    This study proves one thing. Not only do private college students graduate sooner, they make more $$$.
  • eyemgheyemgh Registered User Posts: 5,014 Senior Member
    @momneeds2no‌, that conclusion is completely unsupported by that data. Students from THOSE private schools made more (and likely graduated in less time than CalPoly, while likely paying quite a bit more for the priveledge), but not all privates. PayScale data is highly flawed and over represents schools with lots of tech majors.
  • momneeds2nomomneeds2no Registered User Posts: 755 Member
    A far more comphrensive report than the "pay scale" data cited in the OP. This report contains a number of advantages: 11.3 million alumni compared to 1.4 million in Payscale; coverage for roughly 5,800 institutions compared to just 1,300.

  • StreamlStreaml Registered User Posts: 2 New Member
    Most of these sites use unverified data and/or massage it in various ways. Payscale is useless because it is based upon anonymous user submissions. Anyone can submit any salary to any school they want, nothing is verified. The real tragedy is a lot of kids rely on these types of ranking sites in their decision making process.

    This is one of the reason the Federal Government launched the CollegeScorecard.ed.gov website. It is based upon official data submitted to the Federal Government by the educational institutions and IRS data. Based on the data, the salaries of Cal Poly graduates does make the top twenty in the state, coming in at number 16. Not bad, but definitely not number one.
  • PoolShark223PoolShark223 Registered User Posts: 24 New Member
    @Momneeds2no: Interesting link!
    The Brookings data measures “Value-added” to median student earnings 10 years after enrollment of 2001-2002. It ranks them on a 0 to 100 scale. Based on that scale, here are the top 10 four-Year colleges in California:

    100 California Maritime Academy
    99 Alliant Int’l University
    98 University of the Pacific
    96 Cal Tech
    96 Stanford
    95 Harvey Mudd
    95 Cal State University BAKERSFIELD
    94 Cal Poly SLO
    94 Cal State University East Bay
    93 Golden Gate University

    Here are some other “notable” California colleges further down the list:

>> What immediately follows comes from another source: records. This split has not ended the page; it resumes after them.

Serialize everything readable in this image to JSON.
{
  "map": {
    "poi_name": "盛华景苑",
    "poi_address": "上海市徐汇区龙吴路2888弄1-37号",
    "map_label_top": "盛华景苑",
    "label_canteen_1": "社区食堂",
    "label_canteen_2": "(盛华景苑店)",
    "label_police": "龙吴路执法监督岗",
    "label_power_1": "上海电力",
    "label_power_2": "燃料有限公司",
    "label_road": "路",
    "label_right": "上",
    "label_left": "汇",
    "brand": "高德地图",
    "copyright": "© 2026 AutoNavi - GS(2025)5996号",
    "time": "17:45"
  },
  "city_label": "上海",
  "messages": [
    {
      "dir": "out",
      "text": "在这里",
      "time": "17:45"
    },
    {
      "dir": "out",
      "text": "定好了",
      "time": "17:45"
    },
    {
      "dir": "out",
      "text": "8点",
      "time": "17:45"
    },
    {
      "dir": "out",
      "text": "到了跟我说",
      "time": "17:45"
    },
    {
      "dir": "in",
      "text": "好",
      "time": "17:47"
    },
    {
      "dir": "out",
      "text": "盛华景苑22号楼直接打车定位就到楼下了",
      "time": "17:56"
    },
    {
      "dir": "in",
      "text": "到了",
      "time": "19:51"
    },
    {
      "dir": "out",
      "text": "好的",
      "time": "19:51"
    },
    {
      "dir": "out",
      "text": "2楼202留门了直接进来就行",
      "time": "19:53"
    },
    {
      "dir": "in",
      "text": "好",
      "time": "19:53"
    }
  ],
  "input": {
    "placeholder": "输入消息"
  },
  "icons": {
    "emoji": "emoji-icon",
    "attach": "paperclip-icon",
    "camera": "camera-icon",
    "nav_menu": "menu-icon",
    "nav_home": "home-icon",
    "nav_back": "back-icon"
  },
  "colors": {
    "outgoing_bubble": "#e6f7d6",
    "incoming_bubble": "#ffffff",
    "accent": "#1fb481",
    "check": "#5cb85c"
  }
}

    90 USC
    89 University of Phoenix (SF)
    85 Pepperdine
    83 Cal Poly Pomona
    83 UC Davis
    77 UC Berkeley
    76 UCLA
    72 UCSD
    66 UCSB
    61 UCI
    37 Scripps College (Claremont)

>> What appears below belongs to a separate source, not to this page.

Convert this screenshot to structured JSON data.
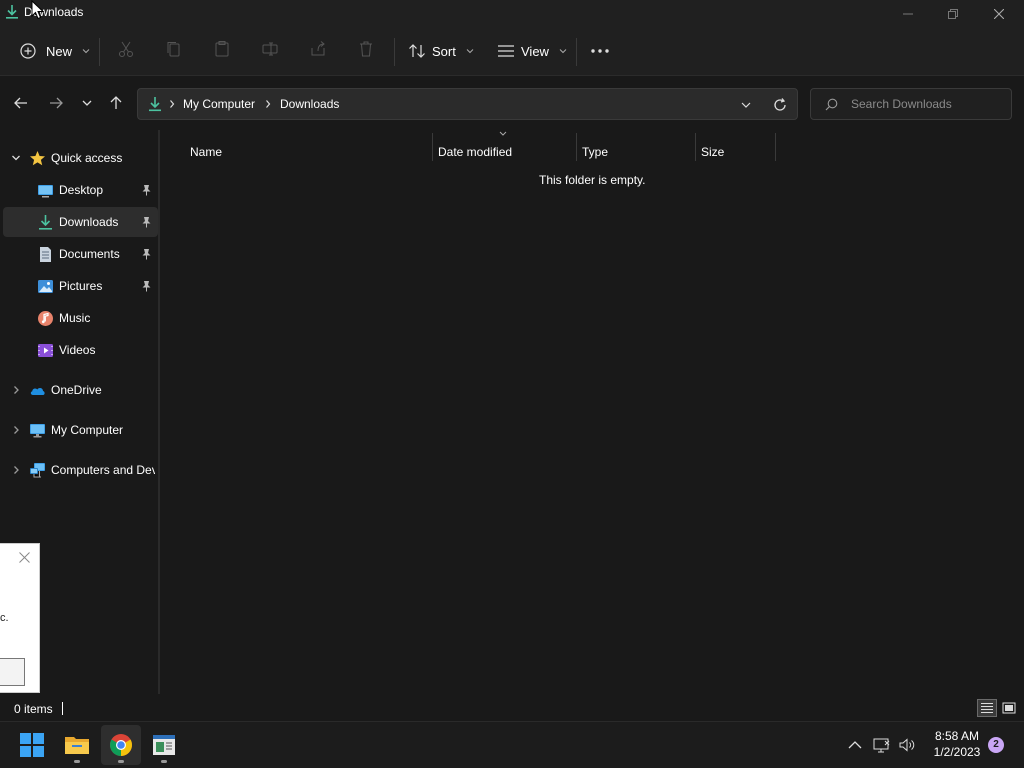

    I wonder how many UC (& USC) parents know their schools are outranked not only by Cal Poly SLO but by Cal State BAKERSFIELD as well!
  • momneeds2nomomneeds2no Registered User Posts: 755 Member
    edited February 2016
    The bookings info is limited as it reflects data from students who received Federal financial aid only.

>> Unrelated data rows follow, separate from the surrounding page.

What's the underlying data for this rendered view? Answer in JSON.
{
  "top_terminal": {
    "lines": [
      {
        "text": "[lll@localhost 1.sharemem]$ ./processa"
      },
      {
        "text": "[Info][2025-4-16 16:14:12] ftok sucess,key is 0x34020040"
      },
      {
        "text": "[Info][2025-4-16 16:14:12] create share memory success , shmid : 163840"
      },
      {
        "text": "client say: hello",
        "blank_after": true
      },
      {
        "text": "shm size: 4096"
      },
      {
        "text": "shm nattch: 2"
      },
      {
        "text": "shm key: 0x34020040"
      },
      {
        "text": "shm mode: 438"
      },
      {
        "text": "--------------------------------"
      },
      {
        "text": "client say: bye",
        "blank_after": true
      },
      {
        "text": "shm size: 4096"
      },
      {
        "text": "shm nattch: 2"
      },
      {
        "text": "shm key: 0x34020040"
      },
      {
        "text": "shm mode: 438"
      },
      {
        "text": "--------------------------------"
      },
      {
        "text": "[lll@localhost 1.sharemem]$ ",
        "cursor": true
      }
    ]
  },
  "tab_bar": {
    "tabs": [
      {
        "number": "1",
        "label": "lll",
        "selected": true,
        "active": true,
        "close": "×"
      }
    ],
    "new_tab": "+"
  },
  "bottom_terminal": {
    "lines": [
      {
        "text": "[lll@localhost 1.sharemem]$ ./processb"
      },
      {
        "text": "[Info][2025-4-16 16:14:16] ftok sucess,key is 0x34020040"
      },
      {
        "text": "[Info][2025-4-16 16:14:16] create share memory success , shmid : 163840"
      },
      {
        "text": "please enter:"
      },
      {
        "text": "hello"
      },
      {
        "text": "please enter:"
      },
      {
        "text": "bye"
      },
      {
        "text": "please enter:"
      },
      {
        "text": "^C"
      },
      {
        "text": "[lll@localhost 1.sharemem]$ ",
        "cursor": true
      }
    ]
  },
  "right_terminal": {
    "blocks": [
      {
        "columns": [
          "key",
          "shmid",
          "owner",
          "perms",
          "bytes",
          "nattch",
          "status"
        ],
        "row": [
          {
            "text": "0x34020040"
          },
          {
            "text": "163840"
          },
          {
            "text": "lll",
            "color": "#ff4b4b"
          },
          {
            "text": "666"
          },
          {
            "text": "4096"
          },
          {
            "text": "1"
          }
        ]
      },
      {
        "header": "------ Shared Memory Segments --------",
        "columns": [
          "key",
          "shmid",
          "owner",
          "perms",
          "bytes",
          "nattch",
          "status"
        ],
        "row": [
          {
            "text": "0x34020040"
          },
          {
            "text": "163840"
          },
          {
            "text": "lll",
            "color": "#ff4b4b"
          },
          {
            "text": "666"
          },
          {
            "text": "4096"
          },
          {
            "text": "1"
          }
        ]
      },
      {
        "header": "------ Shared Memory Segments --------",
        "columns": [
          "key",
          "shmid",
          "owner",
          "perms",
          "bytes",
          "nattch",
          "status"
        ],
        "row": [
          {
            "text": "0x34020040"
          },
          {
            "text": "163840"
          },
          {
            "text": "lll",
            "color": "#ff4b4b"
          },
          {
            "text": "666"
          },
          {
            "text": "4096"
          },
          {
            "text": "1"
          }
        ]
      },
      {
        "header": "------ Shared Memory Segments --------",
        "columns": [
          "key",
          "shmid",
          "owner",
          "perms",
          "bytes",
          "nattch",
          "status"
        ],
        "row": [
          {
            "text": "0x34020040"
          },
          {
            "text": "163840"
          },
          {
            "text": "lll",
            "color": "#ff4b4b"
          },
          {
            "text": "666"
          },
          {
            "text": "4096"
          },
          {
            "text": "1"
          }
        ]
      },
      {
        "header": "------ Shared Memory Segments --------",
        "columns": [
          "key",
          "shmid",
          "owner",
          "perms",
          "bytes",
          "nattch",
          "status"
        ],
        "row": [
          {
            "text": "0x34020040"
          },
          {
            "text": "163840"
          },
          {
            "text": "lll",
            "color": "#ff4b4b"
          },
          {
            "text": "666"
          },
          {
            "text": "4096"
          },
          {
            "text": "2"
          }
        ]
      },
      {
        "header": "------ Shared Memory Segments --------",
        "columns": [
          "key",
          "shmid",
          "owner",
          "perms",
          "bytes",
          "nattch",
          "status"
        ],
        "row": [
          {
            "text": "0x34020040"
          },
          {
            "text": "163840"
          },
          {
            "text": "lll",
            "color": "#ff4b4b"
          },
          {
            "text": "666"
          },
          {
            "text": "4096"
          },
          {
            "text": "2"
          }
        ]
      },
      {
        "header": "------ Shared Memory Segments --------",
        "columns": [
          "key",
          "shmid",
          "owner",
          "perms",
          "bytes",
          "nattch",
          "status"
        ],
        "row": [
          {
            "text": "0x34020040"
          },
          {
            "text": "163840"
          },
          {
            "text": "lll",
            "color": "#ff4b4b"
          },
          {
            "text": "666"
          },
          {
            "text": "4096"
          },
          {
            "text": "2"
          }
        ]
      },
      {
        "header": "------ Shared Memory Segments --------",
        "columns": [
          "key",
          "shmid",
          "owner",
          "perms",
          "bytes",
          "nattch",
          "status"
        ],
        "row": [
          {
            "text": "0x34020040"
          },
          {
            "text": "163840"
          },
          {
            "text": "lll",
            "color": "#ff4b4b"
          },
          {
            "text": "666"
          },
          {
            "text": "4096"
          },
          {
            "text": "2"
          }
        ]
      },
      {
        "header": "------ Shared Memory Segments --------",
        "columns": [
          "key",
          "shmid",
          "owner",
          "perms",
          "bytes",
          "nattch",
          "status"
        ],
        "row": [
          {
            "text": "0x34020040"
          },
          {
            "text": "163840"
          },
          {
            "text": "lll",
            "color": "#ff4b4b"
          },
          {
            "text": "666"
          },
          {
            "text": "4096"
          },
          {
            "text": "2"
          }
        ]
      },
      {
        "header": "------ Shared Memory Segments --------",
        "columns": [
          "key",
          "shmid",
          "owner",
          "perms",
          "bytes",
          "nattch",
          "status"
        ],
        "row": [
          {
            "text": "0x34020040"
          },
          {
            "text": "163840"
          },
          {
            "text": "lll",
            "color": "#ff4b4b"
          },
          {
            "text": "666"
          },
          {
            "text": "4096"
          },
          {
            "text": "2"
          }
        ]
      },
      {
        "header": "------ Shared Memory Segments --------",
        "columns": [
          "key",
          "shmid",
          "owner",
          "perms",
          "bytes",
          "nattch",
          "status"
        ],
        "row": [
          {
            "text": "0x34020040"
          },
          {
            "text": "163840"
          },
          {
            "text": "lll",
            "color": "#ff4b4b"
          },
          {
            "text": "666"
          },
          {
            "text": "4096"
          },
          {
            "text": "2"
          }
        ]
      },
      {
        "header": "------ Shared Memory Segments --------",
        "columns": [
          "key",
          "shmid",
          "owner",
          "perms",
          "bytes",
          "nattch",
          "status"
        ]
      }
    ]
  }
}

    Two key considerations, independent of federal aid: Gender and Grad school.
    Im not sure if the brookings dat controls for gender. Generally, women earn less, especially ten years after enrollment--typically age 28--when many women are taking career break to birth and raise young children. (Scripps)
    Nor, do i believe the data controls for students currently enrolled in grad school.

    Therefore, the data indicates a high correlation between career oriented, trade focused schools.
    Still, an interesting data set...
  • qsearcherqsearcher Registered User Posts: 22 New Member
    Some body could hate what I like & vice-versa. No offense there. A couple of questions for the folks who have found CP good as well as bad:
    - If I am serious about Algorithms & Computer Programming, will I like Cal Poly. 'Like' does not always mean 'good at' :-)
    - If CP is accepted by the industry, there must be some emphasis on the core courses in CS: Operating Systems, Algorithms, Compilers .. Any comments on this front?
    - Is CP very 'tough' academically?
  • eyemgheyemgh Registered User Posts: 5,014 Senior Member
    @qsearcher, welcome to CC. Here's a little posting advice. Start a new thread. Your question is nor germane to the topic of the thread so it will be easily overlooked.

    Cal Poly is tough academically. It the CENG it is not known for grade inflation, possibly for grade deflation.

    Here's what you need to answer your question:


  • qsearcherqsearcher Registered User Posts: 22 New Member
    Thank you.
This discussion has been closed.